### Stored data
•••••

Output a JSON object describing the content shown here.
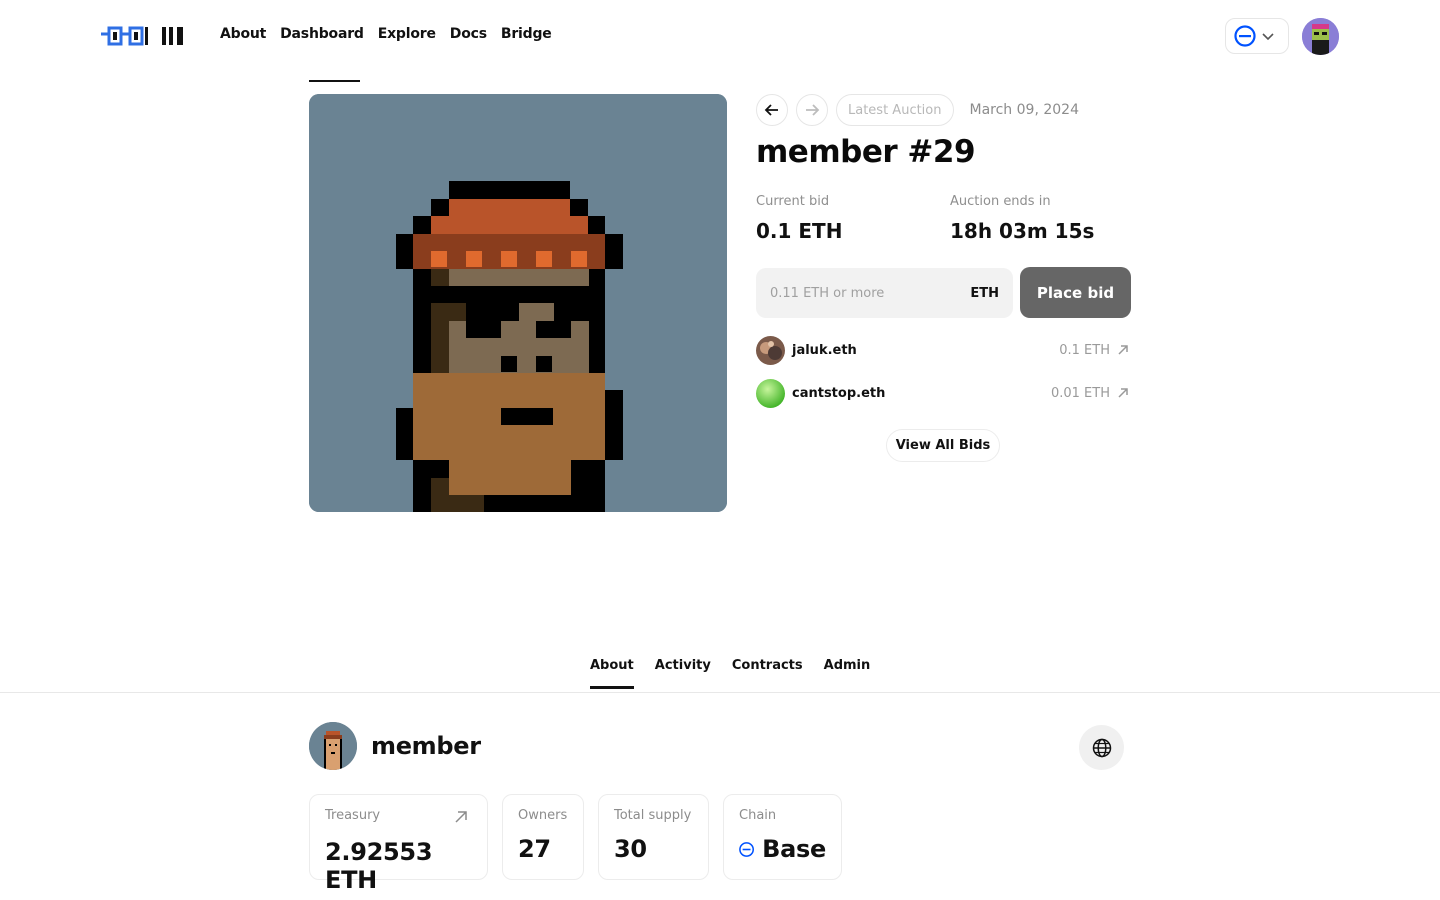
{
  "nav": {
    "links": [
      "About",
      "Dashboard",
      "Explore",
      "Docs",
      "Bridge"
    ]
  },
  "colors": {
    "accent": "#0052ff",
    "primary_button": "#666666",
    "artwork_background": "#6a8393"
  },
  "icons": {
    "chain": "base-chain-icon",
    "chevron": "chevron-down-icon",
    "prev": "arrow-left-icon",
    "next": "arrow-right-icon",
    "external": "arrow-up-right-icon",
    "globe": "globe-icon"
  },
  "auction": {
    "latest_label": "Latest Auction",
    "date": "March 09, 2024",
    "title": "member #29",
    "current_bid_label": "Current bid",
    "current_bid_value": "0.1 ETH",
    "ends_label": "Auction ends in",
    "ends_value": "18h 03m 15s",
    "bid_placeholder": "0.11 ETH or more",
    "bid_unit": "ETH",
    "place_bid_label": "Place bid",
    "bids": [
      {
        "name": "jaluk.eth",
        "amount": "0.1 ETH"
      },
      {
        "name": "cantstop.eth",
        "amount": "0.01 ETH"
      }
    ],
    "view_all_label": "View All Bids"
  },
  "tabs": [
    "About",
    "Activity",
    "Contracts",
    "Admin"
  ],
  "dao": {
    "name": "member",
    "stats": {
      "treasury_label": "Treasury",
      "treasury_value": "2.92553 ETH",
      "owners_label": "Owners",
      "owners_value": "27",
      "supply_label": "Total supply",
      "supply_value": "30",
      "chain_label": "Chain",
      "chain_value": "Base"
    }
  }
}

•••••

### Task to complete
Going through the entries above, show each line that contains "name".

### Answer to the problem
        "name": "jaluk.eth",
        "name": "cantstop.eth",
    "name": "member",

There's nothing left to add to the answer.